### [PROBLEM DETAILS]
Some lines in the records below may hold the word "name"; give the number of those lines and nothing else.

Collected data
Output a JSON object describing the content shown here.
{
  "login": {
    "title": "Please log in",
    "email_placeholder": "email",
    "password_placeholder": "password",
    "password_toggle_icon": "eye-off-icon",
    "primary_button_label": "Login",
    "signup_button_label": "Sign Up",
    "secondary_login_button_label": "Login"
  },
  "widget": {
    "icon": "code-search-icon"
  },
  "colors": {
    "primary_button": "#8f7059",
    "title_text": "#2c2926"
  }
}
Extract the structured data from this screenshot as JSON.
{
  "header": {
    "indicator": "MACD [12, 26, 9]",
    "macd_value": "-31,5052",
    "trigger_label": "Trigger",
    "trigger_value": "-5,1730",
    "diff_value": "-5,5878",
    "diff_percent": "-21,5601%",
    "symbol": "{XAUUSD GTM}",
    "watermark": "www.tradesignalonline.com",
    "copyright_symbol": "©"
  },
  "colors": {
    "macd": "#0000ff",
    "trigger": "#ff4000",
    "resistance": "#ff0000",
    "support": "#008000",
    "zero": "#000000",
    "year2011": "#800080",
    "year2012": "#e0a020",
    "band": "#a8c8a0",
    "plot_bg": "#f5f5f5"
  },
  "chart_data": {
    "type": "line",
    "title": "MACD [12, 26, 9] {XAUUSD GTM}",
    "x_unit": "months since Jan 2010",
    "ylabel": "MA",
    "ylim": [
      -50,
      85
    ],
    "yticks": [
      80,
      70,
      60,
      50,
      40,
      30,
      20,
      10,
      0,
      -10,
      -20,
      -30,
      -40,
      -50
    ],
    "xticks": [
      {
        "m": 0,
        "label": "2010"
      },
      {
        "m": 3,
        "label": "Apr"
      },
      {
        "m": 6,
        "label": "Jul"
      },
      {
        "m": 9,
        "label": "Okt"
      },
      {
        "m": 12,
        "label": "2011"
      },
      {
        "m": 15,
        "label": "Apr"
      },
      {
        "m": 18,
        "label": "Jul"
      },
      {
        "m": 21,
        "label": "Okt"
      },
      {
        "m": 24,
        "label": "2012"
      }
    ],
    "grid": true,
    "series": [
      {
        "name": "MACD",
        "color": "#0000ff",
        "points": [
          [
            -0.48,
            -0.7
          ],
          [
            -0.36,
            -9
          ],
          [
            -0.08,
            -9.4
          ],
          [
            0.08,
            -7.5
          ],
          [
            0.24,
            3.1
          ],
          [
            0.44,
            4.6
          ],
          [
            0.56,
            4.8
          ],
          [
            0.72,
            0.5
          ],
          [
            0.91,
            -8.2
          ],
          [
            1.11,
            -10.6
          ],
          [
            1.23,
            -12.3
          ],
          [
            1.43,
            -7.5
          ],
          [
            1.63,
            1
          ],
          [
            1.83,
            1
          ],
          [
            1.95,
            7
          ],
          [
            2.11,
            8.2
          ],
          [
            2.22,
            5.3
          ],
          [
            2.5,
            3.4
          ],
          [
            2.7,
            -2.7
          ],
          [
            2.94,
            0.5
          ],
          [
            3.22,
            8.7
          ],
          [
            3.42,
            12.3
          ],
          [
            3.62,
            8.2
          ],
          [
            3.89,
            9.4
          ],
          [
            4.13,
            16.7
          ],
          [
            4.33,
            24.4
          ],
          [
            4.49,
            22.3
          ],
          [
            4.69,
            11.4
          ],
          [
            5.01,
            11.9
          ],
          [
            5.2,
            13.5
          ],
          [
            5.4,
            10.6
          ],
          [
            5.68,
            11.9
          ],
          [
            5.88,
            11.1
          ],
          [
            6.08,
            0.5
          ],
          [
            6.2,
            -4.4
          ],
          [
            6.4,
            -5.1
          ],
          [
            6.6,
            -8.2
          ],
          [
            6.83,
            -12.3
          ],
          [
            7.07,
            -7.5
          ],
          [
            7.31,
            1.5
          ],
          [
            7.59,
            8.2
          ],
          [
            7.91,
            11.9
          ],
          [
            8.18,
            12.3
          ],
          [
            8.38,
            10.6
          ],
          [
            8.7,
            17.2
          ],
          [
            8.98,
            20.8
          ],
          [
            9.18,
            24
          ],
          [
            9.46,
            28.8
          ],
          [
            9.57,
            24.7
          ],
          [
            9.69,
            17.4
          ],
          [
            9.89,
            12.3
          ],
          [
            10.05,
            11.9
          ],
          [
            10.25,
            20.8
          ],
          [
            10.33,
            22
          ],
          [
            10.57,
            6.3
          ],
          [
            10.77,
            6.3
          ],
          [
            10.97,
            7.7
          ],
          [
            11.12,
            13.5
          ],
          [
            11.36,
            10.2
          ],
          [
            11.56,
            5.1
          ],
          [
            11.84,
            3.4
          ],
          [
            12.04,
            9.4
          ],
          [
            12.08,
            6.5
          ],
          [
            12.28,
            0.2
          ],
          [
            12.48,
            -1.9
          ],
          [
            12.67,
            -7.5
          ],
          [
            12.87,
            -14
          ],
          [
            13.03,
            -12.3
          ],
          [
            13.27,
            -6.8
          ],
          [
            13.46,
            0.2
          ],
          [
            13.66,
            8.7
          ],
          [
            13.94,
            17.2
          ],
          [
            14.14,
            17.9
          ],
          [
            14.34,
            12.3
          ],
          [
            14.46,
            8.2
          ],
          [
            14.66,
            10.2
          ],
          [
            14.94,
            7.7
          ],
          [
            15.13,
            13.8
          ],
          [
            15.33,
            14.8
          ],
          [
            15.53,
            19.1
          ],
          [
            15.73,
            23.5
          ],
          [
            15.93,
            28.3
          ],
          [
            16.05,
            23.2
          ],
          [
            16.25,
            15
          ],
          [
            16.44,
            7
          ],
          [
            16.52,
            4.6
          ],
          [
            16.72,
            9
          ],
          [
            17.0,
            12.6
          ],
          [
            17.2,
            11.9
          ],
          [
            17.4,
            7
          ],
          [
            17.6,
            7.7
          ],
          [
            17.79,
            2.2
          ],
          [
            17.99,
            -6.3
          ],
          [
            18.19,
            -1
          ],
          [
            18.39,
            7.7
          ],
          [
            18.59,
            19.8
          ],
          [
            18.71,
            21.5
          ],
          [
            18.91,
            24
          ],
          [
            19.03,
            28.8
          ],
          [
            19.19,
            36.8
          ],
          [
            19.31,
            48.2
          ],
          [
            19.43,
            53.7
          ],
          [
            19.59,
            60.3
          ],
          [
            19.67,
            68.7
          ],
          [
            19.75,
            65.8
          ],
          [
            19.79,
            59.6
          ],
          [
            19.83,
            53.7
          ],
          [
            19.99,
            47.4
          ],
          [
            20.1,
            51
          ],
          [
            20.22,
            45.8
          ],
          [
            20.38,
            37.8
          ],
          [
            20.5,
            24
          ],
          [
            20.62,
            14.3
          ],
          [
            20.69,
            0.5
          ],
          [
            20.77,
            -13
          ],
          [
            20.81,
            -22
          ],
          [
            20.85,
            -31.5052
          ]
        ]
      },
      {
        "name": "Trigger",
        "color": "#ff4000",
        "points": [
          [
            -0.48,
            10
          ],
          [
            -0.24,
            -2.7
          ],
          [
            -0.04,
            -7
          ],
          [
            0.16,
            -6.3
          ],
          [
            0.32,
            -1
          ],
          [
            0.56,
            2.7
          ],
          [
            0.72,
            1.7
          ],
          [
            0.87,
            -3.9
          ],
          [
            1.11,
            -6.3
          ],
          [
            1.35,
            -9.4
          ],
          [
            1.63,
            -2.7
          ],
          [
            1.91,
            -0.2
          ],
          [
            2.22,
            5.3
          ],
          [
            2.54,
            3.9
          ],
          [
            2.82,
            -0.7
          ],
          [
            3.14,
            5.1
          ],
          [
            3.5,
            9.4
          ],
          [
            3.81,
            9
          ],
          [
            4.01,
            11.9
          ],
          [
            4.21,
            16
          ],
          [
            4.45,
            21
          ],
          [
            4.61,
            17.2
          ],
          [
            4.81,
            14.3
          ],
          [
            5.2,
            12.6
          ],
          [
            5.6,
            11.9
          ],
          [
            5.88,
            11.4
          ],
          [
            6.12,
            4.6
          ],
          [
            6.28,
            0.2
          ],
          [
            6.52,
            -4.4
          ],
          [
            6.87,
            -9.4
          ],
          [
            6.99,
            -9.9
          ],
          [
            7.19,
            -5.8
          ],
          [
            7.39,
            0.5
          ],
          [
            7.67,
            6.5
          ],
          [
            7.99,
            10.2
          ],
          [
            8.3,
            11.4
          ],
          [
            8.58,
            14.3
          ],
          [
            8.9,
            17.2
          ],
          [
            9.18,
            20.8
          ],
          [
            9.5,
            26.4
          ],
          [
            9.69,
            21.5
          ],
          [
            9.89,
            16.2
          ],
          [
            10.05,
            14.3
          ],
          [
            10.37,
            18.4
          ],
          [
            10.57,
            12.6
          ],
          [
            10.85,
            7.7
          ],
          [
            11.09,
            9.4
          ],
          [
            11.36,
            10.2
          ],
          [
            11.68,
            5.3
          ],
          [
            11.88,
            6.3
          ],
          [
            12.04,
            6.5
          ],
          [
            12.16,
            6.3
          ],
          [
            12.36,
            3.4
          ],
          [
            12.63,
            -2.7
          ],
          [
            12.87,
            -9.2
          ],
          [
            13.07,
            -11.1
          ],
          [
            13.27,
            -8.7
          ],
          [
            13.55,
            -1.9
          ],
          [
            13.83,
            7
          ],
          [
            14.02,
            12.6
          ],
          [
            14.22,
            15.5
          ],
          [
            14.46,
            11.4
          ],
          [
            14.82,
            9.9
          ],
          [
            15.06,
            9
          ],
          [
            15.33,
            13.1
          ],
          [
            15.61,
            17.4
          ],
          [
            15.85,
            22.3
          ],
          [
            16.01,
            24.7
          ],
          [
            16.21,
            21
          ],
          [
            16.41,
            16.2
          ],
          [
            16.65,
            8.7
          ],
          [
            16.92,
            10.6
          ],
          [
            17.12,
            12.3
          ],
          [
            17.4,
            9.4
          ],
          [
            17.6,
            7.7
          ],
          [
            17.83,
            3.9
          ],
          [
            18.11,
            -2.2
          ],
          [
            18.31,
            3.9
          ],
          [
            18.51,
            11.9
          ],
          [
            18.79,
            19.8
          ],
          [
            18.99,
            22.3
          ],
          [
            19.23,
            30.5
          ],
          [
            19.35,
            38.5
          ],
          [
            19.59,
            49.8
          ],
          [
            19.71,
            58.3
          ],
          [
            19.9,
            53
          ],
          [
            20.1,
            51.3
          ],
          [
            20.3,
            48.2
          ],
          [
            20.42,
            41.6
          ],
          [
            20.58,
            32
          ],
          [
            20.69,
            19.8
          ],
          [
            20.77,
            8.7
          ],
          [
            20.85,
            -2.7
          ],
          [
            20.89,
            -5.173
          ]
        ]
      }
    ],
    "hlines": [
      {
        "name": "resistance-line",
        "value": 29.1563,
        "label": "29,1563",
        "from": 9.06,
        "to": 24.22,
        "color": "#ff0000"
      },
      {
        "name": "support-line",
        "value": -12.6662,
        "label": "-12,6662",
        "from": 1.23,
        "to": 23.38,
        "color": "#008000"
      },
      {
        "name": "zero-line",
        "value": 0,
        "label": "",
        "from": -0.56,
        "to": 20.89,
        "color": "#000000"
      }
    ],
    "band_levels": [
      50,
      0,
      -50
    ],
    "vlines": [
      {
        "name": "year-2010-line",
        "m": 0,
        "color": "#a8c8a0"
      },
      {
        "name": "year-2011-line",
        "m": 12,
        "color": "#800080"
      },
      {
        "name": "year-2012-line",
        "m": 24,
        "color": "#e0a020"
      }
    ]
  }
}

### [SOLUTION FOR THIS EXERCISE]
8